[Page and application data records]
- Opening Delimiter -

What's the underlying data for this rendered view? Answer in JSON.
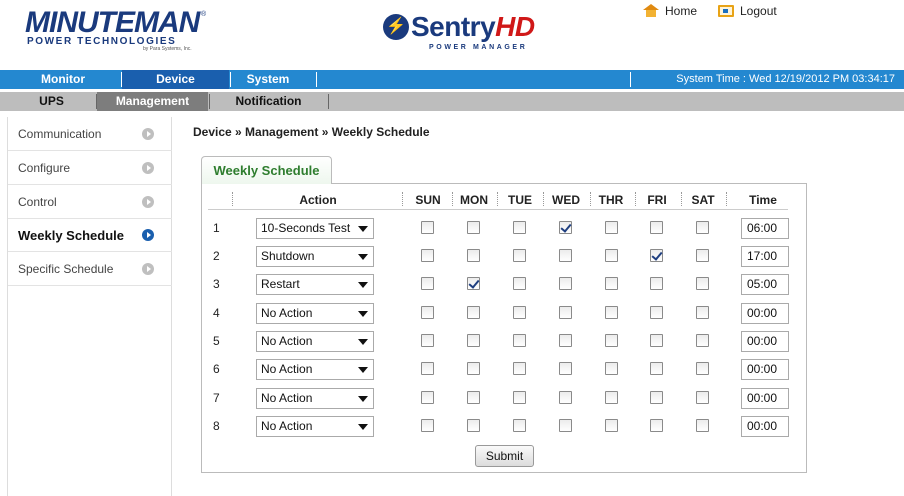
{
  "header": {
    "brand_big": "MINUTEMAN",
    "brand_sub": "POWER TECHNOLOGIES",
    "brand_tiny": "by Para Systems, Inc.",
    "product_name": "Sentry",
    "product_suffix": "HD",
    "product_sub": "POWER MANAGER",
    "home_label": "Home",
    "logout_label": "Logout"
  },
  "nav1": {
    "items": [
      {
        "label": "Monitor",
        "active": false
      },
      {
        "label": "Device",
        "active": true
      },
      {
        "label": "System",
        "active": false
      }
    ],
    "system_time": "System Time : Wed 12/19/2012 PM 03:34:17"
  },
  "nav2": {
    "items": [
      {
        "label": "UPS",
        "active": false
      },
      {
        "label": "Management",
        "active": true
      },
      {
        "label": "Notification",
        "active": false
      }
    ]
  },
  "sidebar": {
    "items": [
      {
        "label": "Communication",
        "active": false
      },
      {
        "label": "Configure",
        "active": false
      },
      {
        "label": "Control",
        "active": false
      },
      {
        "label": "Weekly Schedule",
        "active": true
      },
      {
        "label": "Specific Schedule",
        "active": false
      }
    ]
  },
  "main": {
    "breadcrumb": "Device » Management » Weekly Schedule",
    "tab_label": "Weekly Schedule",
    "columns": {
      "action": "Action",
      "days": [
        "SUN",
        "MON",
        "TUE",
        "WED",
        "THR",
        "FRI",
        "SAT"
      ],
      "time": "Time"
    },
    "rows": [
      {
        "num": "1",
        "action": "10-Seconds Test",
        "days": [
          false,
          false,
          false,
          true,
          false,
          false,
          false
        ],
        "time": "06:00"
      },
      {
        "num": "2",
        "action": "Shutdown",
        "days": [
          false,
          false,
          false,
          false,
          false,
          true,
          false
        ],
        "time": "17:00"
      },
      {
        "num": "3",
        "action": "Restart",
        "days": [
          false,
          true,
          false,
          false,
          false,
          false,
          false
        ],
        "time": "05:00"
      },
      {
        "num": "4",
        "action": "No Action",
        "days": [
          false,
          false,
          false,
          false,
          false,
          false,
          false
        ],
        "time": "00:00"
      },
      {
        "num": "5",
        "action": "No Action",
        "days": [
          false,
          false,
          false,
          false,
          false,
          false,
          false
        ],
        "time": "00:00"
      },
      {
        "num": "6",
        "action": "No Action",
        "days": [
          false,
          false,
          false,
          false,
          false,
          false,
          false
        ],
        "time": "00:00"
      },
      {
        "num": "7",
        "action": "No Action",
        "days": [
          false,
          false,
          false,
          false,
          false,
          false,
          false
        ],
        "time": "00:00"
      },
      {
        "num": "8",
        "action": "No Action",
        "days": [
          false,
          false,
          false,
          false,
          false,
          false,
          false
        ],
        "time": "00:00"
      }
    ],
    "submit_label": "Submit"
  },
  "colors": {
    "nav1_bg": "#2488d0",
    "nav1_active": "#1a5fae",
    "nav2_bg": "#bdbdbd",
    "nav2_active": "#7d7d7d",
    "brand_blue": "#1a3a7d",
    "brand_red": "#d01818",
    "tab_green": "#2e7d2e"
  }
}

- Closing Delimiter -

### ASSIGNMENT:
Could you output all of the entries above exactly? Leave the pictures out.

### SOLUTION TO THE PROBLEM:
What's the underlying data for this rendered view? Answer in JSON.
{
  "header": {
    "brand_big": "MINUTEMAN",
    "brand_sub": "POWER TECHNOLOGIES",
    "brand_tiny": "by Para Systems, Inc.",
    "product_name": "Sentry",
    "product_suffix": "HD",
    "product_sub": "POWER MANAGER",
    "home_label": "Home",
    "logout_label": "Logout"
  },
  "nav1": {
    "items": [
      {
        "label": "Monitor",
        "active": false
      },
      {
        "label": "Device",
        "active": true
      },
      {
        "label": "System",
        "active": false
      }
    ],
    "system_time": "System Time : Wed 12/19/2012 PM 03:34:17"
  },
  "nav2": {
    "items": [
      {
        "label": "UPS",
        "active": false
      },
      {
        "label": "Management",
        "active": true
      },
      {
        "label": "Notification",
        "active": false
      }
    ]
  },
  "sidebar": {
    "items": [
      {
        "label": "Communication",
        "active": false
      },
      {
        "label": "Configure",
        "active": false
      },
      {
        "label": "Control",
        "active": false
      },
      {
        "label": "Weekly Schedule",
        "active": true
      },
      {
        "label": "Specific Schedule",
        "active": false
      }
    ]
  },
  "main": {
    "breadcrumb": "Device » Management » Weekly Schedule",
    "tab_label": "Weekly Schedule",
    "columns": {
      "action": "Action",
      "days": [
        "SUN",
        "MON",
        "TUE",
        "WED",
        "THR",
        "FRI",
        "SAT"
      ],
      "time": "Time"
    },
    "rows": [
      {
        "num": "1",
        "action": "10-Seconds Test",
        "days": [
          false,
          false,
          false,
          true,
          false,
          false,
          false
        ],
        "time": "06:00"
      },
      {
        "num": "2",
        "action": "Shutdown",
        "days": [
          false,
          false,
          false,
          false,
          false,
          true,
          false
        ],
        "time": "17:00"
      },
      {
        "num": "3",
        "action": "Restart",
        "days": [
          false,
          true,
          false,
          false,
          false,
          false,
          false
        ],
        "time": "05:00"
      },
      {
        "num": "4",
        "action": "No Action",
        "days": [
          false,
          false,
          false,
          false,
          false,
          false,
          false
        ],
        "time": "00:00"
      },
      {
        "num": "5",
        "action": "No Action",
        "days": [
          false,
          false,
          false,
          false,
          false,
          false,
          false
        ],
        "time": "00:00"
      },
      {
        "num": "6",
        "action": "No Action",
        "days": [
          false,
          false,
          false,
          false,
          false,
          false,
          false
        ],
        "time": "00:00"
      },
      {
        "num": "7",
        "action": "No Action",
        "days": [
          false,
          false,
          false,
          false,
          false,
          false,
          false
        ],
        "time": "00:00"
      },
      {
        "num": "8",
        "action": "No Action",
        "days": [
          false,
          false,
          false,
          false,
          false,
          false,
          false
        ],
        "time": "00:00"
      }
    ],
    "submit_label": "Submit"
  },
  "colors": {
    "nav1_bg": "#2488d0",
    "nav1_active": "#1a5fae",
    "nav2_bg": "#bdbdbd",
    "nav2_active": "#7d7d7d",
    "brand_blue": "#1a3a7d",
    "brand_red": "#d01818",
    "tab_green": "#2e7d2e"
  }
}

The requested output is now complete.